DATA TO EXAMINE Start Marker

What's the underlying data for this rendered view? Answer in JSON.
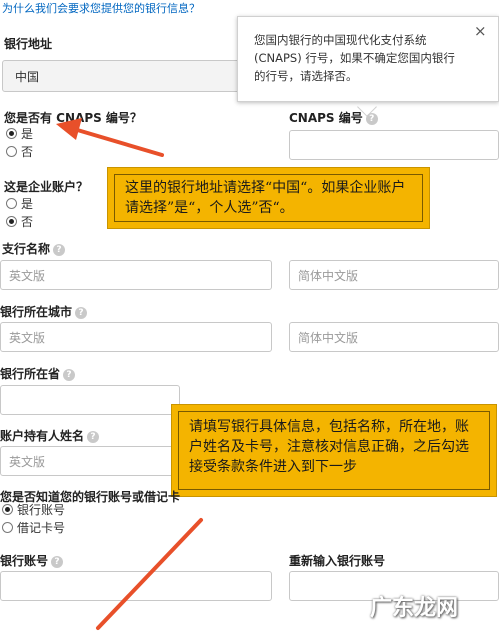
{
  "top_link": "为什么我们会要求您提供您的银行信息？",
  "bank_address": {
    "label": "银行地址",
    "value": "中国"
  },
  "tooltip": {
    "text": "您国内银行的中国现代化支付系统 (CNAPS) 行号，如果不确定您国内银行的行号，请选择否。",
    "close": "×"
  },
  "cnaps_question": {
    "label": "您是否有 CNAPS 编号？",
    "options": [
      "是",
      "否"
    ],
    "selected": 0
  },
  "cnaps_number": {
    "label": "CNAPS 编号"
  },
  "enterprise": {
    "label": "这是企业账户？",
    "options": [
      "是",
      "否"
    ],
    "selected": 1
  },
  "note1": "这里的银行地址请选择“中国“。如果企业账户请选择”是“，个人选”否“。",
  "branch": {
    "label": "支行名称",
    "placeholder_en": "英文版",
    "placeholder_cn": "简体中文版"
  },
  "city": {
    "label": "银行所在城市",
    "placeholder_en": "英文版",
    "placeholder_cn": "简体中文版"
  },
  "province": {
    "label": "银行所在省"
  },
  "holder": {
    "label": "账户持有人姓名",
    "placeholder_en": "英文版"
  },
  "note2": "请填写银行具体信息，包括名称，所在地，账户姓名及卡号，注意核对信息正确，之后勾选接受条款条件进入到下一步",
  "account_type": {
    "label": "您是否知道您的银行账号或借记卡",
    "options": [
      "银行账号",
      "借记卡号"
    ],
    "selected": 0
  },
  "account_number": {
    "label": "银行账号"
  },
  "account_number_confirm": {
    "label": "重新输入银行账号"
  },
  "watermark": "广东龙网",
  "colors": {
    "note_bg": "#f4b400",
    "arrow": "#e8502a",
    "link": "#0066c0"
  }
}
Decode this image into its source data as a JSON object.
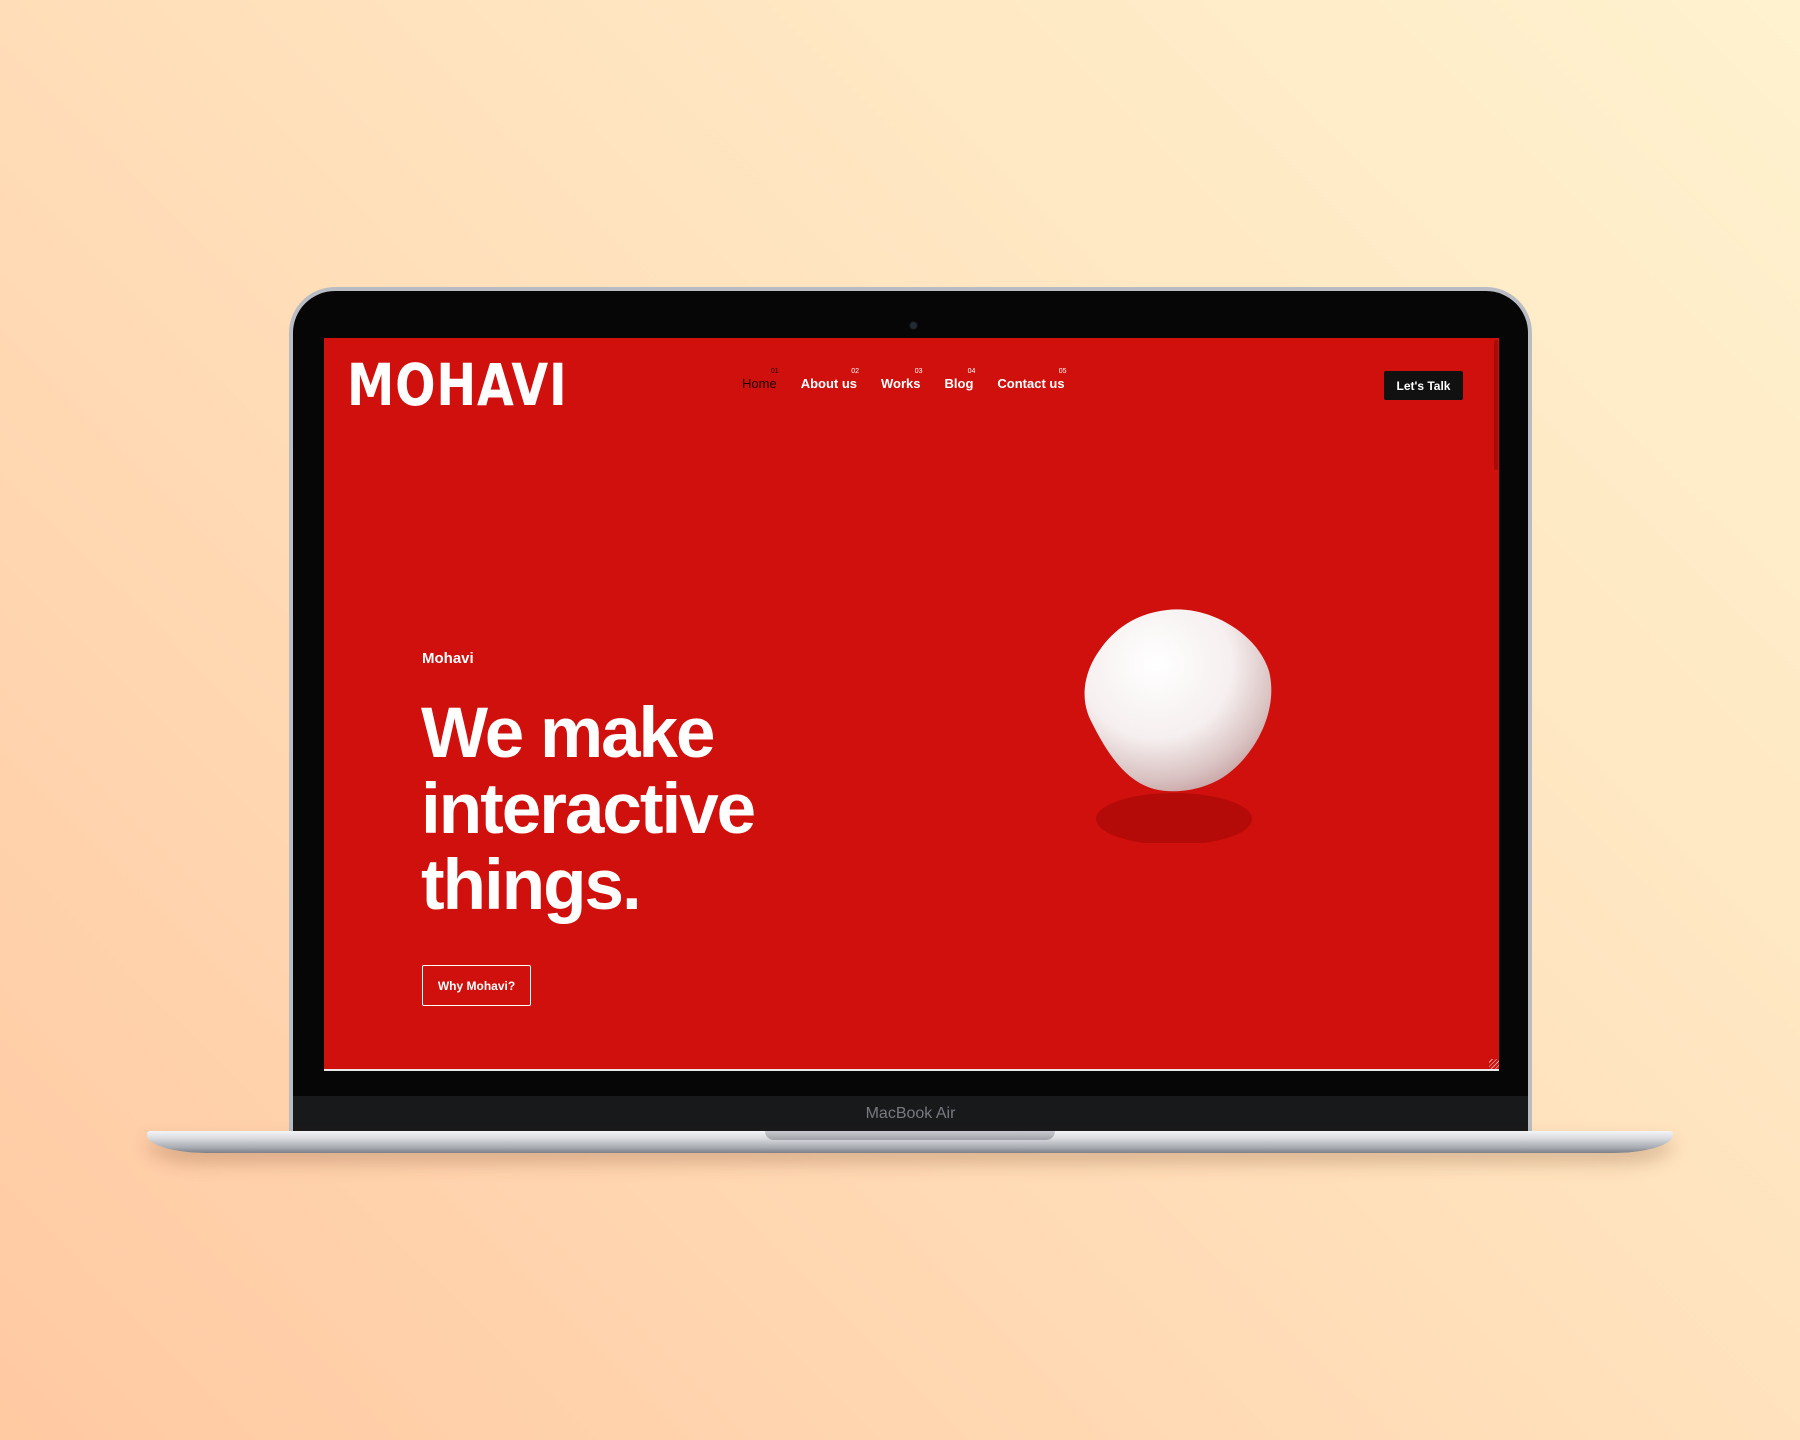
{
  "device": {
    "model_label": "MacBook Air"
  },
  "site": {
    "logo_text": "MOHAVI",
    "nav": [
      {
        "num": "01",
        "label": "Home",
        "active": true
      },
      {
        "num": "02",
        "label": "About us"
      },
      {
        "num": "03",
        "label": "Works"
      },
      {
        "num": "04",
        "label": "Blog"
      },
      {
        "num": "05",
        "label": "Contact us"
      }
    ],
    "cta_top_label": "Let's Talk",
    "hero": {
      "eyebrow": "Mohavi",
      "headline": "We make interactive things.",
      "cta_label": "Why Mohavi?"
    }
  },
  "colors": {
    "background_gradient": [
      "#fff2cf",
      "#ffc9a2"
    ],
    "screen_red": "#d0100c",
    "button_dark": "#111111",
    "text_white": "#ffffff"
  },
  "icons": {
    "hero_graphic": "3d-blob-icon"
  }
}
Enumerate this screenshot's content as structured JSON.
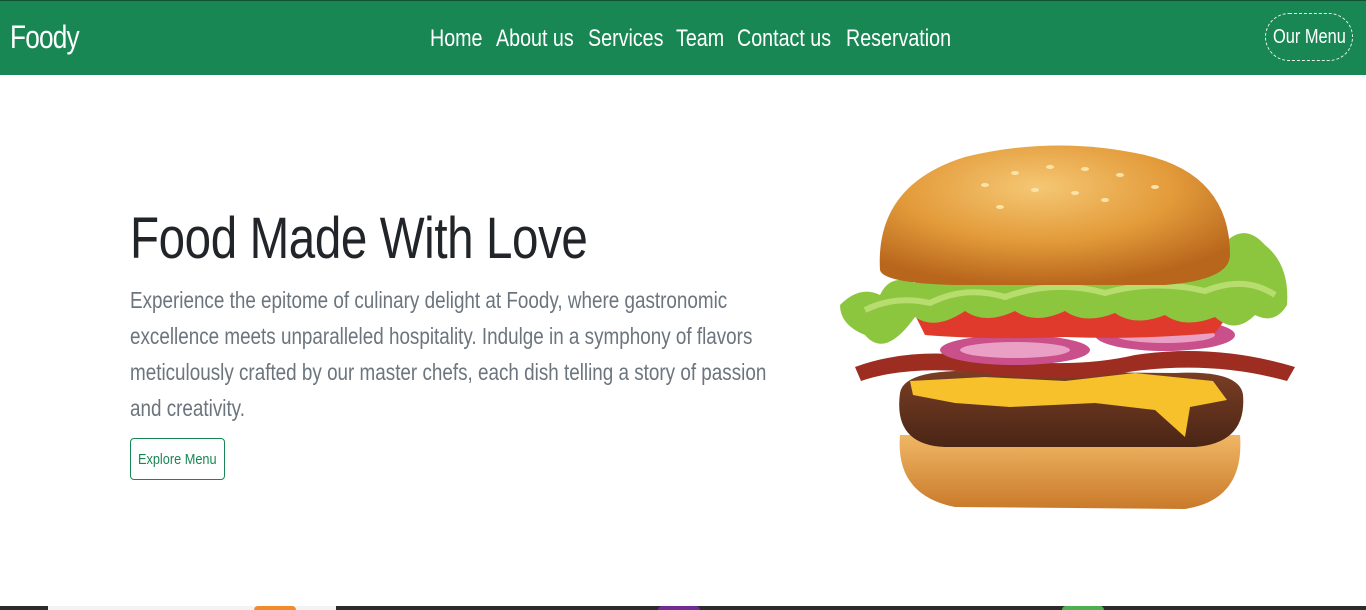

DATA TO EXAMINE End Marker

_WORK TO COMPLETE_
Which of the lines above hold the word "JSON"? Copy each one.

_ANSWER SECTION_
What's the underlying data for this rendered view? Answer in JSON.
Decode this image into its source data as a JSON object.
Enumerate this screenshot's content as structured JSON.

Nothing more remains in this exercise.